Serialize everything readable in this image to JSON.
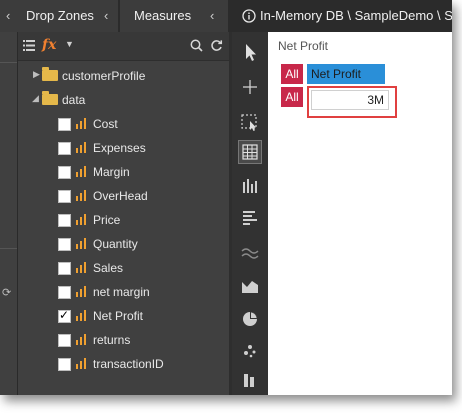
{
  "header": {
    "tab_drop_zones": "Drop Zones",
    "tab_measures": "Measures",
    "tab_report": "In-Memory DB \\ SampleDemo \\ S"
  },
  "toolbar": {
    "list_icon": "list-icon",
    "function_label": "fx",
    "dropdown_icon": "caret-down-icon",
    "search_icon": "search-icon",
    "refresh_icon": "refresh-icon"
  },
  "tree": {
    "folders": [
      {
        "label": "customerProfile",
        "expanded": false
      },
      {
        "label": "data",
        "expanded": true
      }
    ],
    "measures": [
      {
        "label": "Cost",
        "checked": false
      },
      {
        "label": "Expenses",
        "checked": false
      },
      {
        "label": "Margin",
        "checked": false
      },
      {
        "label": "OverHead",
        "checked": false
      },
      {
        "label": "Price",
        "checked": false
      },
      {
        "label": "Quantity",
        "checked": false
      },
      {
        "label": "Sales",
        "checked": false
      },
      {
        "label": "net margin",
        "checked": false
      },
      {
        "label": "Net Profit",
        "checked": true
      },
      {
        "label": "returns",
        "checked": false
      },
      {
        "label": "transactionID",
        "checked": false
      }
    ]
  },
  "visual_toolbar": [
    "pointer-icon",
    "crosshair-icon",
    "selection-icon",
    "grid-icon",
    "bar-chart-icon",
    "horizontal-bar-icon",
    "wave-icon",
    "area-chart-icon",
    "pie-chart-icon",
    "scatter-icon",
    "other-icon"
  ],
  "report": {
    "title": "Net Profit",
    "row_all_1": "All",
    "col_header": "Net Profit",
    "row_all_2": "All",
    "value": "3M"
  },
  "colors": {
    "all_red": "#c8284a",
    "header_blue": "#2a8fd8",
    "highlight_red": "#e04040",
    "measure_orange": "#f0a030"
  }
}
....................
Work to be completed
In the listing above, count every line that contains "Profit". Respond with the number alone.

Answer section
3